After evaluating the condition, your physiotherapist goes ahead to implement some of the best and targeted exercises and interventions that are not only going to improve muscle strength but also enhance tone and functional abilities. A major challenge of the condition is weakness. This problem can be counteracted through the implementation of the right workouts. This process is conducted by the muscles through resistance training, which later on increases muscle mass, builds tolerance, and enhances motor function. It also reduces the chances of contractures, improves posture, and boosts one’s ability to perform tasks independently.

Better Range of Motion

As earlier mentioned, the condition really affects a range of motion by causing muscle tightness and spasticity. These issues in turn translate to reduced joint mobility and flexibility. Luckily, it addresses these problems by incorporating stretching techniques, manual exercises, and range of motion workouts. Such activities help relieve tight muscles and improve mobility of affected joints. These benefits enable the patient to move freely and with ease, enabling them to engage in daily activities in a much better way.

Enhanced Balance and Coordination

Balance and coordination are quite important mobility factors. Unfortunately, CP affects these parts of the human body quite a lot. Luckily, PT comes in handy because coordination drills, balance training, and targeted workouts, help enhance the overall balance and coordination of the affected individual. Your physio works with you to boost postural control and proprioception to address different things such as muscle spasticity and weakness. The results are better control and stability when doing activities such as walking, standing, and other functional tasks. With these benefits, the patient is able to enjoy extra mobility and independence in doing their daily activities.

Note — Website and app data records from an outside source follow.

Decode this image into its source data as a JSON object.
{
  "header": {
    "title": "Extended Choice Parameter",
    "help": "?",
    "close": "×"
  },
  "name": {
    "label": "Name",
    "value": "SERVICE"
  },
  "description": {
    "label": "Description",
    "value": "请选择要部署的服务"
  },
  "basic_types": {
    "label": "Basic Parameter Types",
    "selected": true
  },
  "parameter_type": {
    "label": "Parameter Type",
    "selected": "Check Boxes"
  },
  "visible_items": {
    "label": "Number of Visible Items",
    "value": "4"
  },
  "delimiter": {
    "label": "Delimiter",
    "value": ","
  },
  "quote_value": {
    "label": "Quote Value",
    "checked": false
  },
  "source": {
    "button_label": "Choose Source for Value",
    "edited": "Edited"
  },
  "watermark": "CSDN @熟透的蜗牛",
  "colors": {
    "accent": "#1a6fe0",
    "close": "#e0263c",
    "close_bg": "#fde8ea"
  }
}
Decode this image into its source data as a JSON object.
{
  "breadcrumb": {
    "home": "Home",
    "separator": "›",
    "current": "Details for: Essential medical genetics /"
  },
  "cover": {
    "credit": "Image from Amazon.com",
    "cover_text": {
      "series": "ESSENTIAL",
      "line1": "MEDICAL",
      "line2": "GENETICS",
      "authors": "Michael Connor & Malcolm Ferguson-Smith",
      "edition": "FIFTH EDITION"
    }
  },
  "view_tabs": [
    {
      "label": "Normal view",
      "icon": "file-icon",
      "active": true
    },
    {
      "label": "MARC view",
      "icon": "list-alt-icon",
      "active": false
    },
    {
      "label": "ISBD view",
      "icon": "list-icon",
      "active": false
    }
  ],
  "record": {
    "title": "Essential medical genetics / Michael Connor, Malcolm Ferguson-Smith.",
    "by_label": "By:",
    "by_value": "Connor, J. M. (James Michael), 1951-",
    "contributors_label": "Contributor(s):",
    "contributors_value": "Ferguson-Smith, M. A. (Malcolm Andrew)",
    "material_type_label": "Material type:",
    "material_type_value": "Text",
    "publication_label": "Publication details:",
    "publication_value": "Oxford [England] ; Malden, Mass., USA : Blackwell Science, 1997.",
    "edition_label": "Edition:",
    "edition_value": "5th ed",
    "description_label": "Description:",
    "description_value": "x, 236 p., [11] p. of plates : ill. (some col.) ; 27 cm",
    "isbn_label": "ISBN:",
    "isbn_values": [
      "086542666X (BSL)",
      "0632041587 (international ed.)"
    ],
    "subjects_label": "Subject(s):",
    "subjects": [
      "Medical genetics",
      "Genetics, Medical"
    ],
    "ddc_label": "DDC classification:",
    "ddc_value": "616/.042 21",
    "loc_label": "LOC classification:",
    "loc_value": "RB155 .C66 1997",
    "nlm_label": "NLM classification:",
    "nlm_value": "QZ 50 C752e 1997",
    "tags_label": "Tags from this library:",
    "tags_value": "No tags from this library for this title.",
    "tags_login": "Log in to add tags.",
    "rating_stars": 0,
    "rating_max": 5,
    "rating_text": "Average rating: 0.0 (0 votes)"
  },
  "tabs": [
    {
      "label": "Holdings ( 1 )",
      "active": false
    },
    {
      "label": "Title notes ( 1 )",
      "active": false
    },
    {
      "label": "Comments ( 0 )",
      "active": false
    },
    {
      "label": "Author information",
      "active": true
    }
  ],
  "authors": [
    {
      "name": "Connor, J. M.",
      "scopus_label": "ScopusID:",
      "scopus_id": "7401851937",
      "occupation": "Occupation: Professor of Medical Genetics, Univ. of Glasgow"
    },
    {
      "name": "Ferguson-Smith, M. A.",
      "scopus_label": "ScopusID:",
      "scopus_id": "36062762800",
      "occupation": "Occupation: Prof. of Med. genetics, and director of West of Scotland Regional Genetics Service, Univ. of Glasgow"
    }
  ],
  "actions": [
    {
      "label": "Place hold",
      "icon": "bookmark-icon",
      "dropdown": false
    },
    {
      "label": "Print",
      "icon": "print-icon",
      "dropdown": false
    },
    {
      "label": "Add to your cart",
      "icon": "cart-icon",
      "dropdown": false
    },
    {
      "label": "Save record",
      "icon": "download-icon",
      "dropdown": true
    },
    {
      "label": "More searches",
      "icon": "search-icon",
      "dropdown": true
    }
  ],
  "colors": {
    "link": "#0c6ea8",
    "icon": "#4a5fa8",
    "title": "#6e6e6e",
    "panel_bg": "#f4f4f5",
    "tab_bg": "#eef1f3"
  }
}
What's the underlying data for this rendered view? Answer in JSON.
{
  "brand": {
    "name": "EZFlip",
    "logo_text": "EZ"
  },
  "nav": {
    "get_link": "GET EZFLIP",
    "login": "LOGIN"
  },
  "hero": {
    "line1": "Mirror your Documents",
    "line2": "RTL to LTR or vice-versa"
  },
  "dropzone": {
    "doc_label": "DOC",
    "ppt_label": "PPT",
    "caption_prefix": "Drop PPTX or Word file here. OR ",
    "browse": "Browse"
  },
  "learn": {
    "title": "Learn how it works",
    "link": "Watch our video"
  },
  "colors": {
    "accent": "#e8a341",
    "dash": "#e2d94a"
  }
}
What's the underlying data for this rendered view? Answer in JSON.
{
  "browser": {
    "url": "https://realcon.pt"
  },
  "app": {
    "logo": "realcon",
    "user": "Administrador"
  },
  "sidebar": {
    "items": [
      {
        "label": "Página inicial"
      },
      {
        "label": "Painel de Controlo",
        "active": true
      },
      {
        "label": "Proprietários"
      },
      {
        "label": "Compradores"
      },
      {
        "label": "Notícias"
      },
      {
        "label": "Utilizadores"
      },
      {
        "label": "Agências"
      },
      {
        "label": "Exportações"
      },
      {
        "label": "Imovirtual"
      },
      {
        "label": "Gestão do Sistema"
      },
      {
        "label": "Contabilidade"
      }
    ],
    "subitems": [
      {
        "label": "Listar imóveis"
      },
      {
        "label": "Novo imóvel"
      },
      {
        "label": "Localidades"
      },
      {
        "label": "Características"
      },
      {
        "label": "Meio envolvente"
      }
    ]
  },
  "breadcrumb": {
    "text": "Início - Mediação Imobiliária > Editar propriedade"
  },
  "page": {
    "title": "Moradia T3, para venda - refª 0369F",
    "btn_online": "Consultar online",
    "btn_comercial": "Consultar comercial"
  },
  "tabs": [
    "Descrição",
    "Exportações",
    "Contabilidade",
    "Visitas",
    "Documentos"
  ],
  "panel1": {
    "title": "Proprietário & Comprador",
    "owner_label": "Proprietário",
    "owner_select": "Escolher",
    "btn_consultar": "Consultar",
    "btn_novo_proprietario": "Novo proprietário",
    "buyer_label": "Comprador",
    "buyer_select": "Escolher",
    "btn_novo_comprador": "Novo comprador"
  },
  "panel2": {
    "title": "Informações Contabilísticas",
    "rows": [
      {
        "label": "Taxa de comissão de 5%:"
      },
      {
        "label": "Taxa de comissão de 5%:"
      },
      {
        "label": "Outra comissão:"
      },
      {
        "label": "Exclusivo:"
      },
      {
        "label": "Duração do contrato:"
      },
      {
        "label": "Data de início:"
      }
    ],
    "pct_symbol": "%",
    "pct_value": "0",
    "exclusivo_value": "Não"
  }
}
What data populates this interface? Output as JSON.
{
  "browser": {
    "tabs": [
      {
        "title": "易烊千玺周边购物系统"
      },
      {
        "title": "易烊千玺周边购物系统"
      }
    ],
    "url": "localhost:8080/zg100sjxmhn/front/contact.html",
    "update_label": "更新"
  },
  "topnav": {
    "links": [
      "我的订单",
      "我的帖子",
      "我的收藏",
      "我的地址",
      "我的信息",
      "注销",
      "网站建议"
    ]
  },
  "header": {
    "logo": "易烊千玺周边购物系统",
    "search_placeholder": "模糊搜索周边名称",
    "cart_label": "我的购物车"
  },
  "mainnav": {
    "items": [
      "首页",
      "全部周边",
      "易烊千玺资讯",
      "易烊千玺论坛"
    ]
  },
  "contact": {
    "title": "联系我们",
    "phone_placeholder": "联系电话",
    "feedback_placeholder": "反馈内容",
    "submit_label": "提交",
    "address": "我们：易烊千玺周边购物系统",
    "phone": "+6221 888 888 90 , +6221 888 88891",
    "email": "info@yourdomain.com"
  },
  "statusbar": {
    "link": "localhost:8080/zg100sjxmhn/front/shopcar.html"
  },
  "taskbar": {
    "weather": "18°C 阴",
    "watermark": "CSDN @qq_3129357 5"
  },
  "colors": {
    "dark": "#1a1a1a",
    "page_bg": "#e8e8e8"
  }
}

Gait Training

Gait training is a method of training geared towards helping the patient walk and improve their mobility. This is done through the use of exercises and interventions meant to improve walking patterns, address gait issues, and improve overall functional mobility. Your therapist addresses elements such as step symmetry, foot placement, and stride length to help the patient develop a better and healthier walking pattern. Interventions such as treadmill training, orthotic devices, assistive aids, and braces may be implemented to further assist.

Functional Training

The end goal of PT is to help the patient achieve full independence in their ability to perform functional tasks. This is done through a combination of activities, exercises, and programs to address different movement patterns and motor skills needed for day-to-day operations such as eating, grooming, dressing, and mobility. The main objective is to boost balance, coordination, strength, and motor control. When this happens, the individual can be able to navigate life with great ease and confidence.

Physical therapy entails the use of exercises to help make muscles stronger, improve range of motion, and bring about better balance and coordination for individuals with CP. Therefore, it can be stated that it is quite beneficial for those dealing with CP because it helps boost their independence, as they are now able to do many tasks by themselves. To get the most out of it, be sure to work with the best physio that has your interests at heart.